[Your goal]
Only lines that contain the word "YouTube" belong in the answer; copy them from the records below.

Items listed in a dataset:

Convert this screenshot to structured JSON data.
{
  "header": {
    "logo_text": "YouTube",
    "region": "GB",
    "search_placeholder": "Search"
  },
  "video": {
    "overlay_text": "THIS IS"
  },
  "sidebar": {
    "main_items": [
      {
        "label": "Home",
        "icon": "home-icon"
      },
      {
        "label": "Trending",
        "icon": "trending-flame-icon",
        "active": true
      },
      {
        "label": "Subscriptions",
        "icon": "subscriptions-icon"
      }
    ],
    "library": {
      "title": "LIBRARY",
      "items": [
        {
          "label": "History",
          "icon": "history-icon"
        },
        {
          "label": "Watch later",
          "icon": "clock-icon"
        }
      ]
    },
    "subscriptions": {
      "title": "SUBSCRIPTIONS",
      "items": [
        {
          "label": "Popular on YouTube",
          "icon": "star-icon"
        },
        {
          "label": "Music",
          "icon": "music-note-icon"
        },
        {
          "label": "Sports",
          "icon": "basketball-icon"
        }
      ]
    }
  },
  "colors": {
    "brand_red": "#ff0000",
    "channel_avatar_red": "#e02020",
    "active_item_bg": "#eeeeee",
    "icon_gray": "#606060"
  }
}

[Exercise output]
    "logo_text": "YouTube",
          "label": "Popular on YouTube",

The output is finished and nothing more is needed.